A younger actor who’s followed in the footsteps of Ms. Davis is the Kenyan-Mexican Lupita N’yongo. Possibly the only actor ever to win an Oscar right after graduating from acting school, Nyong’o immediately began building her own production company in 2014. Her first big move was acquiring the film rights to Chimamandah Adichie’s best-selling novel “Americanah”, a film she will allegedly star in. Before appearing as the star of the Broadway play Eclipsed, she also functioned as a campaigning producer for the show by selling its idea to funders . Lupita Nyong’o, still in her thirties, represents a small, but growing number of actors not waiting for their careers to blossom under the anointing of major producers or studios.

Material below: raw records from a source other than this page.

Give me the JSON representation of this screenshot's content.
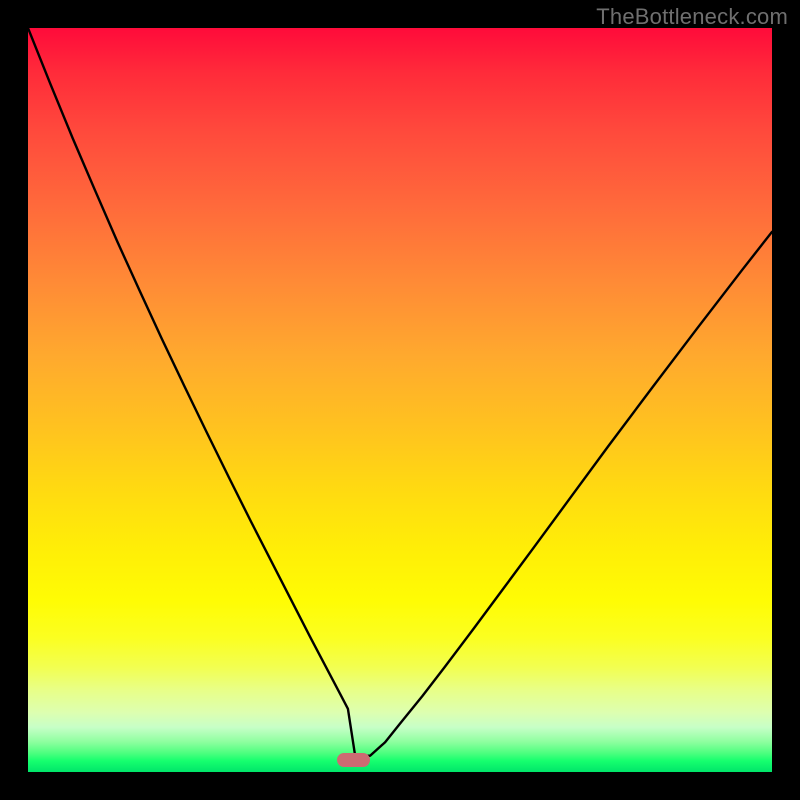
{
  "watermark": {
    "text": "TheBottleneck.com"
  },
  "chart_data": {
    "type": "line",
    "title": "",
    "xlabel": "",
    "ylabel": "",
    "xlim": [
      0,
      100
    ],
    "ylim": [
      0,
      100
    ],
    "grid": false,
    "legend": false,
    "series": [
      {
        "name": "bottleneck-curve",
        "x": [
          0,
          3,
          6,
          9,
          12,
          15,
          18,
          21,
          24,
          27,
          30,
          32,
          34,
          36,
          38,
          40,
          41,
          42,
          43,
          44,
          46,
          48,
          50,
          53,
          56,
          60,
          64,
          68,
          73,
          78,
          84,
          90,
          96,
          100
        ],
        "y": [
          100,
          92.5,
          85.2,
          78.2,
          71.3,
          64.7,
          58.2,
          51.9,
          45.7,
          39.6,
          33.6,
          29.7,
          25.8,
          21.9,
          18.0,
          14.2,
          12.3,
          10.4,
          8.5,
          2.0,
          2.2,
          4.0,
          6.5,
          10.2,
          14.1,
          19.4,
          24.8,
          30.2,
          37.0,
          43.8,
          51.8,
          59.7,
          67.5,
          72.6
        ]
      }
    ],
    "marker": {
      "x_start": 41.5,
      "x_end": 46.0,
      "y": 1.6,
      "color": "#cc6b72"
    },
    "background_gradient": {
      "top": "#ff0b3a",
      "mid": "#ffee07",
      "bottom": "#00e56a"
    }
  }
}
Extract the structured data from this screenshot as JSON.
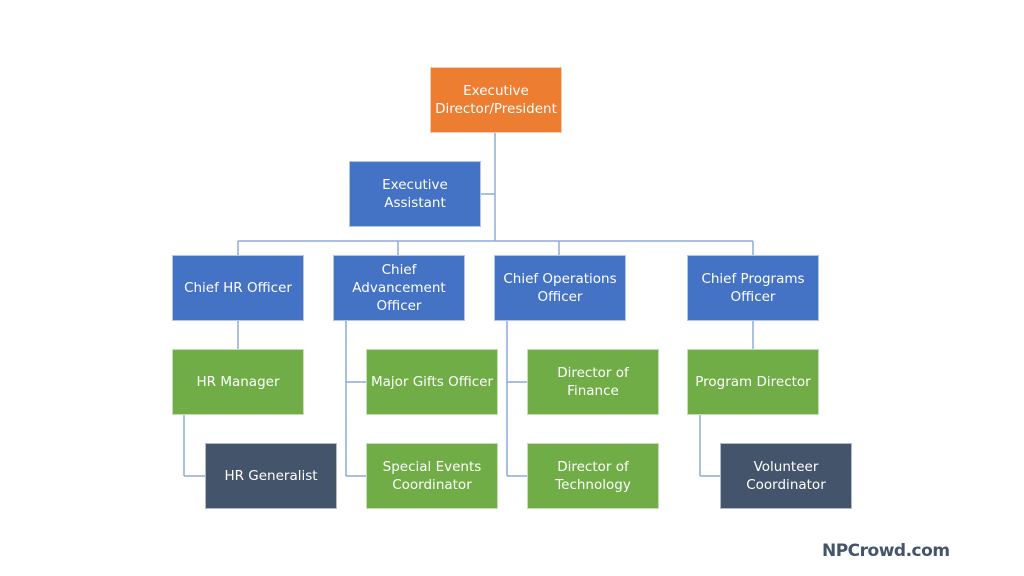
{
  "colors": {
    "executive": "#ED7D31",
    "chief": "#4472C4",
    "manager": "#70AD47",
    "staff": "#44546A",
    "connector": "#8FAADC"
  },
  "nodes": {
    "executive": {
      "label": "Executive Director/President",
      "level": "executive"
    },
    "assistant": {
      "label": "Executive Assistant",
      "level": "chief"
    },
    "chief_hr": {
      "label": "Chief HR Officer",
      "level": "chief"
    },
    "chief_adv": {
      "label": "Chief Advancement Officer",
      "level": "chief"
    },
    "chief_ops": {
      "label": "Chief Operations Officer",
      "level": "chief"
    },
    "chief_prog": {
      "label": "Chief Programs Officer",
      "level": "chief"
    },
    "hr_manager": {
      "label": "HR Manager",
      "level": "manager"
    },
    "major_gifts": {
      "label": "Major Gifts Officer",
      "level": "manager"
    },
    "dir_finance": {
      "label": "Director of Finance",
      "level": "manager"
    },
    "program_dir": {
      "label": "Program Director",
      "level": "manager"
    },
    "hr_generalist": {
      "label": "HR Generalist",
      "level": "staff"
    },
    "special_events": {
      "label": "Special Events Coordinator",
      "level": "manager"
    },
    "dir_tech": {
      "label": "Director of Technology",
      "level": "manager"
    },
    "volunteer": {
      "label": "Volunteer Coordinator",
      "level": "staff"
    }
  },
  "logo": "NPCrowd.com"
}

Knowing her by her legal name, I am extremely proud of the way Senegalese/African-American Issa Rae has built her artistic platform since the beginning of her career. When we first met as recent college grads working for New Federal Theatre in New York, I saw an incredibly dedicated work ethic in Issa. Her ethic was applied to more than just her own acting career: it was about providing film opportunities for others also. She created the Black Film Academy to showcase films by young Black filmmakers. (There were plenty of them pouring into NYC before the stock market crash of 2008.) After returning to Los Angeles, she began posting episodes from her college film project titled “Dorm Diaries” on her personal Facebook page and it received tons of comments. With her knack for connecting with her FB friends on a unique and sincere level, her personal quotes and videos went viral. She then created the web series The Misadventures of Awkward Black Girl in 2011 and we all know what happened after that! Issa Rae now has her own show Insecure on HBO and she can honestly say she has created and produced all of her own work since she began her professional career. The precedent she has set for other web content creators cannot be denied and I have yet to meet a single person under 30 (regardless of race) who has not heard of A.B.G. To create room for more women writers and writers of color in media, Issa formed the distribution company Color Creative (This chick STAYS giving back!) For more on Insecure, read here.
Lessons for African entrepreneurs:
- Take the risk of creating your product or service from an emotional and authentic place.
- Don’t just dare to be a creative or technical individual; become your own financier or producer. Then, don’t stop there. Become a distributor of your work and the work of others.
- When you get your first large check from a high-paying job or critically successful project, sacrificing a chunk of it to start your own company is equal to buying your first stock with a part of your first salary. The investment grows parallel to your initial career and later on you’ll have a source of work and income that you don’t have to compete for.
I said it before and I’ll say it again: This is the dawn of the creative entrepreneur and the rise of the customer-centric market. Who better to dominate it than the most historically creative, resilient and resourceful people on the planet: Africans? We are unstoppable and still D.I.F.O (Doing It For Ourselves).
To read Part 1 of this series, click here.